  2. Tom,

    Wow, that was quick...and again on-target and integrative in a way I didn't think of. I like it.

    Here is another variation for you: the Project Blog. I know these from inside the firewall in software development. Used truly as a journal (literally a 'web log') that so much in blogging isn't anything about anymore, if ever was. Perhaps in-part the invention notebook that I knew many years ago when I was a practicing mechanical engineer.

    Hmmm, how does one sign as witness on a project blog? Perhaps that takes care of itself in digital form.

    Be well,

  3. Thanks Harold. For you to recognize my "seeing patterns" takes you're seeing a pattern in my postings. That makes you another of those rare "pattern recognizing people" and thus we are "birds of a feather". I'm glad we're "flocking together" in the blogosphere!

    Thanks Ray: I suspect that Project Blogs are a breed of Archive Blogs -- because the content is authoritative and the archive is socially significant, useful and likely to be searched. Because the entries are short, they may resemble contemporary blogs that merely pass on links or news clips. But it seems likely entries into Project Blogs would include more personal annotation to alert others and remind oneself of unresolved issues, looming problems or design flaws.
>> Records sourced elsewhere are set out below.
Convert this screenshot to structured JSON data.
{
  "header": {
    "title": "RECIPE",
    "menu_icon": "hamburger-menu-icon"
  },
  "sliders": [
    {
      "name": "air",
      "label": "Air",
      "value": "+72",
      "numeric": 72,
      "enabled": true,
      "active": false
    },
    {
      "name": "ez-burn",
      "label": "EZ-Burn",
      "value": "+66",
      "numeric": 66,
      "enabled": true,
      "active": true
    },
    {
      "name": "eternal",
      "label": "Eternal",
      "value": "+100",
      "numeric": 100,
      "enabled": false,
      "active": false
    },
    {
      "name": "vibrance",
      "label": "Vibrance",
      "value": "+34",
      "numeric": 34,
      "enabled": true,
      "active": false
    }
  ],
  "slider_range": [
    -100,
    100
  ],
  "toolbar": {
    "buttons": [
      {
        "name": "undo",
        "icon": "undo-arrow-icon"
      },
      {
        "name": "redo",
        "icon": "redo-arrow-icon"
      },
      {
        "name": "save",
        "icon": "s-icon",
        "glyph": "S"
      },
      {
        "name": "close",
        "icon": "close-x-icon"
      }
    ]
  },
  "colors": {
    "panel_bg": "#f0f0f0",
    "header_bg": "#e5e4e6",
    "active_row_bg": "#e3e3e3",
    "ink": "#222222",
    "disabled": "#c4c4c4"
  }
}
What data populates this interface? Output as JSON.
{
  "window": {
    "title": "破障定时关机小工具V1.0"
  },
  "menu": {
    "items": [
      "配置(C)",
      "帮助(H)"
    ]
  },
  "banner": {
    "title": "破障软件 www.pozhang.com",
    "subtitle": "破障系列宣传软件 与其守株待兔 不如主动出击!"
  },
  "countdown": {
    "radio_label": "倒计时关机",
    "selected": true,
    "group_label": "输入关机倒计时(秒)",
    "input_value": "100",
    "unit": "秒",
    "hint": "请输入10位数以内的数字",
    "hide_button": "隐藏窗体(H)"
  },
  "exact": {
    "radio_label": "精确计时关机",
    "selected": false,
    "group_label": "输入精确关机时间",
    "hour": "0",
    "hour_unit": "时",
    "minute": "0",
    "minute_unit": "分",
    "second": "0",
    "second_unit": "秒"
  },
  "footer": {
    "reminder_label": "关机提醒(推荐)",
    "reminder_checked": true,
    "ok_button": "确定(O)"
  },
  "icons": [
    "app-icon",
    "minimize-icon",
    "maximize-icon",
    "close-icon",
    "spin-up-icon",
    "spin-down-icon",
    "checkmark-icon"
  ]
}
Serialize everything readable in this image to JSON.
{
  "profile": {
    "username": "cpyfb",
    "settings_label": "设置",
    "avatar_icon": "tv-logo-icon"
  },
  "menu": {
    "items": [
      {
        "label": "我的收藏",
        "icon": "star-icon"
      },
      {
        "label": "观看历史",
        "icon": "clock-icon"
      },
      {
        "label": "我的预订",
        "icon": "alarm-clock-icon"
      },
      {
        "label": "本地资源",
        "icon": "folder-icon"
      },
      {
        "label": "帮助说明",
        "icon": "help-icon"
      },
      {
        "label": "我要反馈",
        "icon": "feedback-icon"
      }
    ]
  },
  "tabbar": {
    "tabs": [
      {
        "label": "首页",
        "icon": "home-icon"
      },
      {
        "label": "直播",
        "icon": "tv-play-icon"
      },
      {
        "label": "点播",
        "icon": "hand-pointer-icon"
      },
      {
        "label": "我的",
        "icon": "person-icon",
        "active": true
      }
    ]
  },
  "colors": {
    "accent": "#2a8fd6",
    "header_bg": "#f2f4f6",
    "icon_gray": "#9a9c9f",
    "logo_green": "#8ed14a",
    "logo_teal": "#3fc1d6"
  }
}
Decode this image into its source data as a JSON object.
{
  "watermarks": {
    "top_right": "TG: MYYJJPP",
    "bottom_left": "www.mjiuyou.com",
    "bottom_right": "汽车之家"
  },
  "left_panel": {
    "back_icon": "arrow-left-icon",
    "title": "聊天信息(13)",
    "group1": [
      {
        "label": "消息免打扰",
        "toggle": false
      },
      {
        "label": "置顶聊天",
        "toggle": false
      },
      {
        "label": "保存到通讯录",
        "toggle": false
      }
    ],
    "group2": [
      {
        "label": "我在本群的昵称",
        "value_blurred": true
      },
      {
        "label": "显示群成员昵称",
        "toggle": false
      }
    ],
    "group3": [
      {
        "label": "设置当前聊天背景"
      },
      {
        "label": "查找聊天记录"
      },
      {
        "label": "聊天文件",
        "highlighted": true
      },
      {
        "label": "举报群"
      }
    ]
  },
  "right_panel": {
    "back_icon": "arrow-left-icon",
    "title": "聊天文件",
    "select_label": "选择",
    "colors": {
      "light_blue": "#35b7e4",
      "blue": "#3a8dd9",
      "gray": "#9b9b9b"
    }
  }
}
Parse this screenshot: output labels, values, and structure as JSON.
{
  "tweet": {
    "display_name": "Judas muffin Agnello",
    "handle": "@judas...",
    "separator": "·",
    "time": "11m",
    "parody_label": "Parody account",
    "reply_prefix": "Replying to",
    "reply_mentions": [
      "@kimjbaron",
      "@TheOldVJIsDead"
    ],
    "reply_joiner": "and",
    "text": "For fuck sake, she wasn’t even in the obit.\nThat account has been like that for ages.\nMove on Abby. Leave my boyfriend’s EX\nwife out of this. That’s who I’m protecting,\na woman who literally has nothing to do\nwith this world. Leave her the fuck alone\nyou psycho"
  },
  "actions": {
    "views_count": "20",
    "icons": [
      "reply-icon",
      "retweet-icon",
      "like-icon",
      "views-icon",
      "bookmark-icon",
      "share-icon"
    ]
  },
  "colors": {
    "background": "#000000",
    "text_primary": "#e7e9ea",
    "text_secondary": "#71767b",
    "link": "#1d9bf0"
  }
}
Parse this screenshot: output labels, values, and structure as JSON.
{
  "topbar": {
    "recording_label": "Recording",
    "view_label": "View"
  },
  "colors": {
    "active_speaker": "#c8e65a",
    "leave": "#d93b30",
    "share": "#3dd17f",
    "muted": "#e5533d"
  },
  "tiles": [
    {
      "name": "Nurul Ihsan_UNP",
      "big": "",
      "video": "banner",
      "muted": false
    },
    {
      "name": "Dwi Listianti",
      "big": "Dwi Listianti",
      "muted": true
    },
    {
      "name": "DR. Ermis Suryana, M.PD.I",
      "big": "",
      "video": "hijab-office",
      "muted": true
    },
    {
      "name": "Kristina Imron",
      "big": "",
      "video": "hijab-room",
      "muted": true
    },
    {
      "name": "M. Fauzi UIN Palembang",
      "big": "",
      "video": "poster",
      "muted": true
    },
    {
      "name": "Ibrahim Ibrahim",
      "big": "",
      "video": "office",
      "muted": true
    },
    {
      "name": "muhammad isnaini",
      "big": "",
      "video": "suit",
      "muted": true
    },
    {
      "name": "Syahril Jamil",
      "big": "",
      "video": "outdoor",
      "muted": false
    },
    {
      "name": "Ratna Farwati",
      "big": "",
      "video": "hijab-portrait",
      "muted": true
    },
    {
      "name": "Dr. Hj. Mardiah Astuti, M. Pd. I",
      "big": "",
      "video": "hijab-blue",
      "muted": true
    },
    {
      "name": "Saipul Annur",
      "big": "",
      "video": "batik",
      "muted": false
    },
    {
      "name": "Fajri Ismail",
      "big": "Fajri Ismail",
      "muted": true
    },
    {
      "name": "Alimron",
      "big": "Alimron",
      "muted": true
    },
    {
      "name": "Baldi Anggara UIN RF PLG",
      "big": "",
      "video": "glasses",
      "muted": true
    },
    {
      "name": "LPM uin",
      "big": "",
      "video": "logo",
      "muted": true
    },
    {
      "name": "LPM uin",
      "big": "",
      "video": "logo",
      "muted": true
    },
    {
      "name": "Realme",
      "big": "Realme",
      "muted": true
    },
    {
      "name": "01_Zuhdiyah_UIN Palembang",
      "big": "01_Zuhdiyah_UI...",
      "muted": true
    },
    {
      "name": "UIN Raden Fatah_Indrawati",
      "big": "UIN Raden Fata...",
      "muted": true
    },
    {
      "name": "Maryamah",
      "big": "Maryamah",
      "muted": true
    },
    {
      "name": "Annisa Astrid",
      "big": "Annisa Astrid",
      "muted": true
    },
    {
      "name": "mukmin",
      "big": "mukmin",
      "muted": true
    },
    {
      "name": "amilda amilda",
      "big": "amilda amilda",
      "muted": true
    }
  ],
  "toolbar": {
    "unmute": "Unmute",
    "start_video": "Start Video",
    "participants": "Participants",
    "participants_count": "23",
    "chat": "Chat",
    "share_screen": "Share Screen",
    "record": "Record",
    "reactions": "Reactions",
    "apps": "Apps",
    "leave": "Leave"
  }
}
The switch from hard copy to digital distribution surely adds to the benefits and impacts of logging entries, even if there are no comments added, only postings getting read and searched.